This food we call the Eucharist, of which none are allowed to be partakers but such only as are true believers, and have been baptized in the Laver of Regeneration for the remission of sins, and live according to Christ’s precepts; for we do not take this as common bread, and common wine. But as Jesus Christ our Saviour was made flesh by the Logos of God, and had real flesh and blood for our salvation, so are we taught that this food, which the very same Logos blessed by prayer and thanksgiving, is turned into the nourishment and substance of our flesh and blood; and is in some sense the flesh and blood of the incarnate Jesus. For the Apostles, in their commentaries called the Gospels, have left this command upon record, “That Jesus took bread, and when He had given thanks, He said, Do this in commemoration of Me, for this is My body; And in like manner He took the cup, and when He had given thanks, He said, This is My blood,” and delivered it to them only… After this sacrament is over, we remind each other of the obligations to his duty, and the rich relieve the poor; and upon such charitable accounts we visit some or other every day.

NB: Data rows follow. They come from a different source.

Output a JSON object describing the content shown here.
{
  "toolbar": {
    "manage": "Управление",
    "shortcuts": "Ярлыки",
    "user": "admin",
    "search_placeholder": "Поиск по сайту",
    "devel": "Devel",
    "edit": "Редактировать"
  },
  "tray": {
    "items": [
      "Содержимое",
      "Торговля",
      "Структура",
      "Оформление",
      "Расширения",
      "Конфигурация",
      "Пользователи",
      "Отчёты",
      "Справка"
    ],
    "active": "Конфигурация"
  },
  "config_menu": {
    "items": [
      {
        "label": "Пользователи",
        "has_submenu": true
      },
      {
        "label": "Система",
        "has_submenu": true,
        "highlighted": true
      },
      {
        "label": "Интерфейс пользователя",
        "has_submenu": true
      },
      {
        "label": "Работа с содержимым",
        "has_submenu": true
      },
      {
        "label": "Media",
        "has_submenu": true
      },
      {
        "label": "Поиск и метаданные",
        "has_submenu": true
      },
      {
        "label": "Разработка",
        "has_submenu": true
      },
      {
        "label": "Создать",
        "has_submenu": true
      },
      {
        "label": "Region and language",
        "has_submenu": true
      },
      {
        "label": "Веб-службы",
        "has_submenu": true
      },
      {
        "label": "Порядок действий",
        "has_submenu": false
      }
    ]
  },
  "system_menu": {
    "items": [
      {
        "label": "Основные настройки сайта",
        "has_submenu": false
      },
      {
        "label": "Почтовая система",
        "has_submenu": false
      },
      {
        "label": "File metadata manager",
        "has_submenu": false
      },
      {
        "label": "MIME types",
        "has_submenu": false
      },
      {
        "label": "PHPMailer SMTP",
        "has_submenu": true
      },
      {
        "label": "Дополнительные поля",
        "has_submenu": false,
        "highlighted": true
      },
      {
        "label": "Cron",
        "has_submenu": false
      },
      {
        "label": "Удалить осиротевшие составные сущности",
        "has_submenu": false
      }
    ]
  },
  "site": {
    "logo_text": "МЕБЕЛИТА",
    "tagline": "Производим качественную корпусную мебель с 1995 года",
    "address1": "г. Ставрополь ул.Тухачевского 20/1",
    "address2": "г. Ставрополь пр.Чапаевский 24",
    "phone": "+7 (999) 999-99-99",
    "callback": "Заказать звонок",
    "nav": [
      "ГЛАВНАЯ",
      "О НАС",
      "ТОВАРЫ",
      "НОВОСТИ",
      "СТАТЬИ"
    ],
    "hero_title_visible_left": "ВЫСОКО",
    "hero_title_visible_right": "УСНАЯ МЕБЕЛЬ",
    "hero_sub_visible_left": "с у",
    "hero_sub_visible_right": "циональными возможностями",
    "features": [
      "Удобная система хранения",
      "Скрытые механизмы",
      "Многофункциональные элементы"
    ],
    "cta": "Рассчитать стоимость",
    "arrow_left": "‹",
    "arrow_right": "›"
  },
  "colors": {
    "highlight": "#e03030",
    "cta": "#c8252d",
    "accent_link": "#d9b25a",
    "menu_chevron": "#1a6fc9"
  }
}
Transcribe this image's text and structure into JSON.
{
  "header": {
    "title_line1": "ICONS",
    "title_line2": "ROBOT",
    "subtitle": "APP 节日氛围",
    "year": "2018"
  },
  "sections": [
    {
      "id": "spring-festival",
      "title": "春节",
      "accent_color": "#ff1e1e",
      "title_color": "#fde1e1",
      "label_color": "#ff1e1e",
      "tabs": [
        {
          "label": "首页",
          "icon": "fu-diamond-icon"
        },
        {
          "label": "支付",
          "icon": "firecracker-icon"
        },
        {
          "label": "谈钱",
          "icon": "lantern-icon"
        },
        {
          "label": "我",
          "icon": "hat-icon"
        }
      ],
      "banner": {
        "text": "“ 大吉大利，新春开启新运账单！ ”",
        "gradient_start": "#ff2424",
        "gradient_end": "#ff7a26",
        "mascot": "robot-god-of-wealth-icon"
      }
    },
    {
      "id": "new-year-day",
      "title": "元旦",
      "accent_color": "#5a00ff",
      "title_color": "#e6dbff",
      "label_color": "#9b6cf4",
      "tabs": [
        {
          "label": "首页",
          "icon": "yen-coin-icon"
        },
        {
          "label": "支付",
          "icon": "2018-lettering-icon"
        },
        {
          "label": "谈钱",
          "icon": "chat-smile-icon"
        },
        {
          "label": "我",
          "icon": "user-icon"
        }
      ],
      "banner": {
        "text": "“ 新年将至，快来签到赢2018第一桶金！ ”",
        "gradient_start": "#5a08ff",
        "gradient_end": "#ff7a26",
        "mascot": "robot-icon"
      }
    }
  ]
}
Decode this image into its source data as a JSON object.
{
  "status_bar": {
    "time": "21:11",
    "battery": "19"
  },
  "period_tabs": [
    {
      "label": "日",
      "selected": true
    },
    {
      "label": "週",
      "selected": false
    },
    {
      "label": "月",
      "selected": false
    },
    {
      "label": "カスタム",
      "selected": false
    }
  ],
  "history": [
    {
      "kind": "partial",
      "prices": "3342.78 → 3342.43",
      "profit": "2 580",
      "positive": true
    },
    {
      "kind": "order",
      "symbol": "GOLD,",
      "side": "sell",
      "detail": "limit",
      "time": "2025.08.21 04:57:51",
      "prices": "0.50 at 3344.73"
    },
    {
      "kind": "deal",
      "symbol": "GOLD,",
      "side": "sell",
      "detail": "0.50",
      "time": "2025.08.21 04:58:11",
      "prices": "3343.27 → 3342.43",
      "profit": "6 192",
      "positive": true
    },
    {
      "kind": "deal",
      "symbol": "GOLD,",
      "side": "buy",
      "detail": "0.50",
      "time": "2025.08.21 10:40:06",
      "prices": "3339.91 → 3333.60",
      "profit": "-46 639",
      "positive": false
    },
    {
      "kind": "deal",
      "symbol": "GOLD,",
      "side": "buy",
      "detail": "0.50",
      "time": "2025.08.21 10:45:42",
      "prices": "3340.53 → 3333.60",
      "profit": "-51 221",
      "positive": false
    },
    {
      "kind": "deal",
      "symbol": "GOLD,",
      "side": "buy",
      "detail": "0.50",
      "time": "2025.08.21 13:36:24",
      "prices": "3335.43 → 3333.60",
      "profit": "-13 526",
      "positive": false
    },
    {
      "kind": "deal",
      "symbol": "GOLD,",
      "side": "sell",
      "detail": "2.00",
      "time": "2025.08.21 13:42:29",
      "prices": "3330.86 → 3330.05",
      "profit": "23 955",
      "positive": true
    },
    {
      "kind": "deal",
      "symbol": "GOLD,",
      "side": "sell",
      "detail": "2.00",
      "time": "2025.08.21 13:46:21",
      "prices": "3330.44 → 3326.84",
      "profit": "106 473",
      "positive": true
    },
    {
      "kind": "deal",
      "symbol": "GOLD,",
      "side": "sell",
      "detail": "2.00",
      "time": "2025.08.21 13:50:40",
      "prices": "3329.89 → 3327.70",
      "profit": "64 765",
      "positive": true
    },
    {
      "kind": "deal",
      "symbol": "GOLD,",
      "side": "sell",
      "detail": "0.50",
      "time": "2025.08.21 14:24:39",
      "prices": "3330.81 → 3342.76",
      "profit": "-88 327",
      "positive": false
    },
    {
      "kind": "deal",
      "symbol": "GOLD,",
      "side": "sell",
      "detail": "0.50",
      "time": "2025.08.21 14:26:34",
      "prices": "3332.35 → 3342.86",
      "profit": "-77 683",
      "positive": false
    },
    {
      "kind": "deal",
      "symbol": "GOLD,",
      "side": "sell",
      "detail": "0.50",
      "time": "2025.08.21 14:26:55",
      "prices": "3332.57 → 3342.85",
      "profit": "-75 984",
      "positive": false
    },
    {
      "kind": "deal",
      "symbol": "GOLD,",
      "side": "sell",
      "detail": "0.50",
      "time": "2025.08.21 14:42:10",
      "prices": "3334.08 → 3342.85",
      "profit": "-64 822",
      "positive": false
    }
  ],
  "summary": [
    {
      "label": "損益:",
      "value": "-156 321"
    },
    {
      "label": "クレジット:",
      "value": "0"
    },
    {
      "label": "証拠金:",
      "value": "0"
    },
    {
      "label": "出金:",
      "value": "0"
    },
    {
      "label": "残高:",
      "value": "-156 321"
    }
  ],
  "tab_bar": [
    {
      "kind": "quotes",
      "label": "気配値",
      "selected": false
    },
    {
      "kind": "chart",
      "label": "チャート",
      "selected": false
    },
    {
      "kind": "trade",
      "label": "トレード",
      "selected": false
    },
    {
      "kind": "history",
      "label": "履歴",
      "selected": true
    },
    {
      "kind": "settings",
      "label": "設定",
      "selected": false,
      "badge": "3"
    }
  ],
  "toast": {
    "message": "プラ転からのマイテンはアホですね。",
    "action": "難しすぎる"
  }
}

So it was from the very earliest points of faith in our Lord, God, and Savior, Jesus Christ, through the undivided First Thousand Years of the Church, and up until the falling away of the past few hundred years due to the teachings of Protestant extremists. Salvation was known to come to us through living out our baptism: keeping faith with Christ by uniting ourselves with His Altar and receiving the Eucharist and the Real Presence, while we imitated Him in all things and lived with everyone in love, peace, and self-sacrifice.
I risk judgment on myself if I dare to ask who outside the apostolic Churches can be saved, especially as I abuse Christ and deny God every day in my own sinful life. If there is such a question to be asked, however, this is it: “Except through His abundant mercy and compassion, how does God save where the real presence of Christ in the Eucharist is denied?”
The prayer of the Eastern Church just prior to the faithful’s receipt of the Eucharist:
I believe and confess, Lord, that You are truly the Christ, the Son of the living God, who came into the world to save sinners, of whom I am the first. I also believe that this is truly Your pure Body and that this is truly Your precious Blood. Therefore, I pray to You, have mercy upon me, and forgive my transgressions, voluntary and involuntary, in word and deed, known and unknown. And make me worthy without condemnation to partake of Your pure Mysteries for the forgiveness of sins and for eternal life. Amen
How shall I, who am unworthy, enter into the splendor of Your saints? If I dare to enter into the bridal chamber, my clothing will accuse me, since it is not a wedding garment; and being bound up, I shall be cast out by the angels. In Your love, Lord, cleanse my soul and save me.
Loving Master, Lord Jesus Christ, my God, let not these holy Gifts be to my condemnation because of my unworthiness, but for the cleansing and sanctification of soul and body and the pledge of the future life and kingdom. It is good for me to cling to God and to place in Him the hope of my salvation.
Receive me today, Son of God, as a partaker of Your mystical Supper. I will not reveal Your mystery to Your adversaries. Nor will I give You a kiss as did Judas. But as the thief I confess to You: Lord, remember me in Your Kingdom.